Monday, November 6, 2017


Different cultures conceptualize ideas in different ways, so you must be sure to communicate your point in a style that Americans will readily grasp. Today we’ll talk about how the European pattern conflicts with the American. Succeeding Tips will address other parts of the world.
For American style, think of a single straight arrow, going immediately to the essential point you want to make. Only later would supporting information be added. Like the “outline form” that Americans use when writing, the principal thesis (or topic sentence) is mentioned first, then sub-points follow, to clarify, illustrate or reinforce. Americans can easily follow an explanation in this form.

If you stood the American outline form on its head, you would have the European pattern. Unlike that straight American arrow, it would show the arrow’s shaft bent and veering off in various directions, and only after several such diversions would it finally return to a straight shaft ending in its point.
A European speaker might introduce his subject with this succession of thoughts: 1) “Throughout history we have seen that…  And 2) “Even as recently as the last century, France was the perfect example of…” Then 3) “I am reminded of what the Nobel Laureate XYZ said when he commented… Then “Statistically we see too that…” And FINALLY, “So the conclusion we draw, and my point today is…”

A European audience would listen attentively and appreciatively as they are drawn to the speaker’s point of view. But the American wonders impatiently when the speaker will “get to the point,” may feel a little lost, and might even be put off by the speaker’s “arrogance” as he flaunts his wide-ranging knowledge instead of just saying what he himself thinks!

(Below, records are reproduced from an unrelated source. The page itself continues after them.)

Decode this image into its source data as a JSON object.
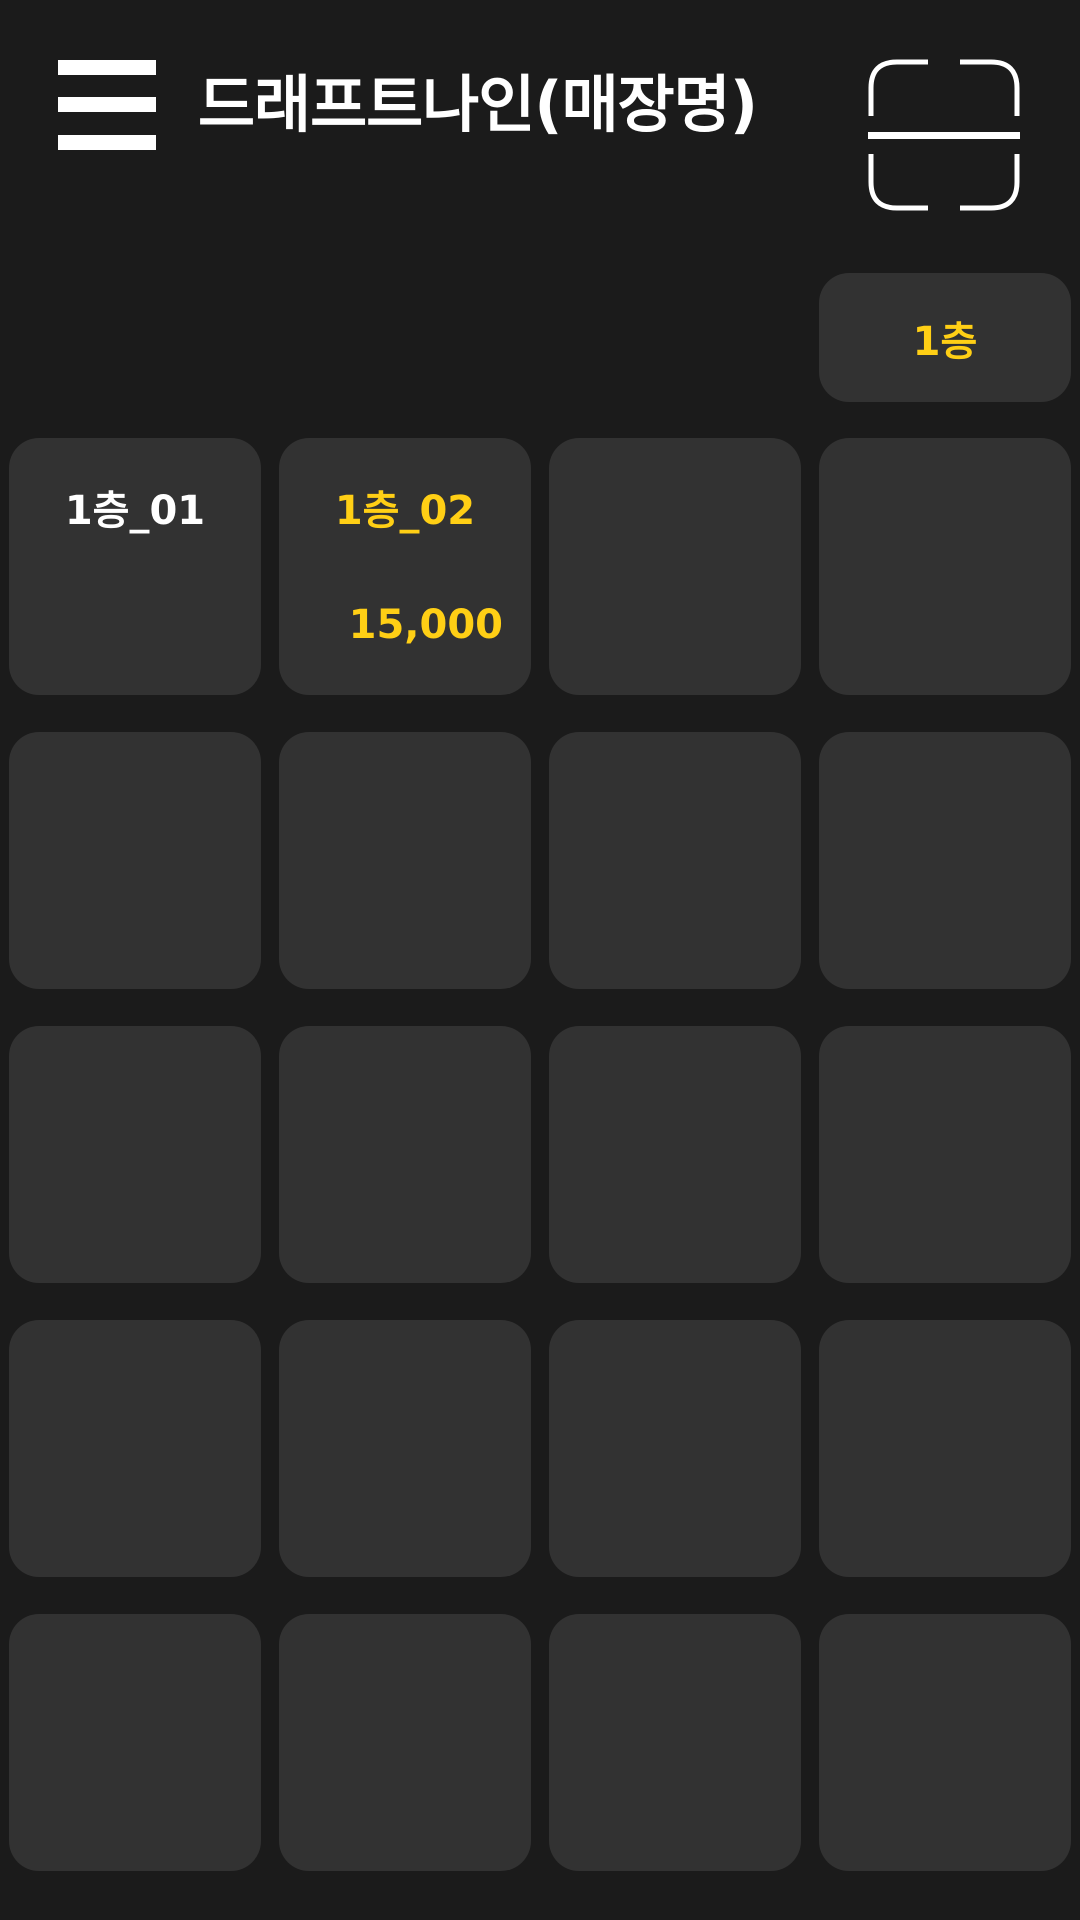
{
  "header": {
    "title": "드래프트나인(매장명)",
    "menu_icon": "hamburger-menu-icon",
    "scan_icon": "qr-scan-icon"
  },
  "floors": {
    "selected": "1층"
  },
  "colors": {
    "background": "#1b1b1b",
    "tile": "#323232",
    "accent": "#ffcf15",
    "text": "#ffffff"
  },
  "tables": [
    {
      "name": "1층_01",
      "amount": "",
      "occupied": false
    },
    {
      "name": "1층_02",
      "amount": "15,000",
      "occupied": true
    },
    {
      "name": "",
      "amount": "",
      "occupied": false
    },
    {
      "name": "",
      "amount": "",
      "occupied": false
    },
    {
      "name": "",
      "amount": "",
      "occupied": false
    },
    {
      "name": "",
      "amount": "",
      "occupied": false
    },
    {
      "name": "",
      "amount": "",
      "occupied": false
    },
    {
      "name": "",
      "amount": "",
      "occupied": false
    },
    {
      "name": "",
      "amount": "",
      "occupied": false
    },
    {
      "name": "",
      "amount": "",
      "occupied": false
    },
    {
      "name": "",
      "amount": "",
      "occupied": false
    },
    {
      "name": "",
      "amount": "",
      "occupied": false
    },
    {
      "name": "",
      "amount": "",
      "occupied": false
    },
    {
      "name": "",
      "amount": "",
      "occupied": false
    },
    {
      "name": "",
      "amount": "",
      "occupied": false
    },
    {
      "name": "",
      "amount": "",
      "occupied": false
    },
    {
      "name": "",
      "amount": "",
      "occupied": false
    },
    {
      "name": "",
      "amount": "",
      "occupied": false
    },
    {
      "name": "",
      "amount": "",
      "occupied": false
    },
    {
      "name": "",
      "amount": "",
      "occupied": false
    }
  ]
}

The reverse happens, of course, when a European listens to an American in the same setting. To the European, an American speaker can seem too abrupt, his point insufficiently substantiated, and his image also “arrogant,” implying that he alone is a sufficient expert to claim this point of view!
So when conveying ideas, remember how the wrong approach can cause confusion, misunderstanding and even personal rejection. Tailor your style to your audience. And understand the tendencies of your own culture to interfere with that pattern.